Recently I went on a seminar trip, and happened to discuss DNase-seq data analysis with colleagues. I realized that many people didn’t know about our paper on the potential issues with DNase-seq footprint analysis.
After our original paper, the Stam lab submitted a correspondence to Nature Method challenging our study, and we were asked to submit a response. Both were submitted to reviewers, who turned out to be overwhelmingly supportive of our study. Unfortunately based on these reviews, the editor decided not to publish the correspondence and our response, which could have been informative to the research community. I still see people toil with DNase-seq footprint analysis now, only to reach similar conclusions as we did in 2014. So, instead of a lengthy blog about our original paper, I would like to include this response we wrote, which clearly summarized the technical issues with DNase-seq footprint analysis. I apologize for not being able to include the original correspondence from the Stam lab, because I don’t have their permission to post here, but I hope the readers can guess.
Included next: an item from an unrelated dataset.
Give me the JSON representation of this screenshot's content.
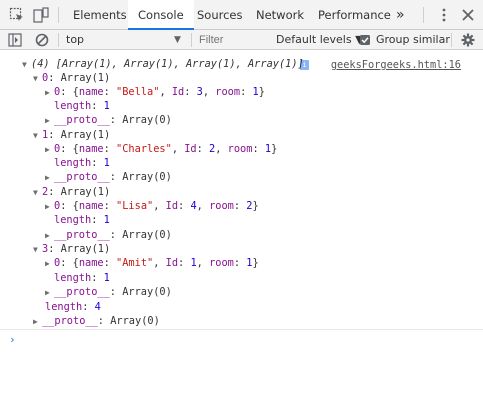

Overall the DNase-seq data from the Stam lab has been very high quality and extremely valuable to the community, and is one of the crowning successes of the ENCODE project. However, we cautioned the liberal calls of DNase-seq footprints, due to DNase I cutting bias and over dispersion of sequencing noise. Similar caution should also be given in ATAC-seq footprint analysis, in fact we see even stronger cutting bias in ATAC-seq. Instead of footprint analysis, we believe DNase/ATAC-seq peak heights (or read count in the peaks) with motif hits could better predict TF binding.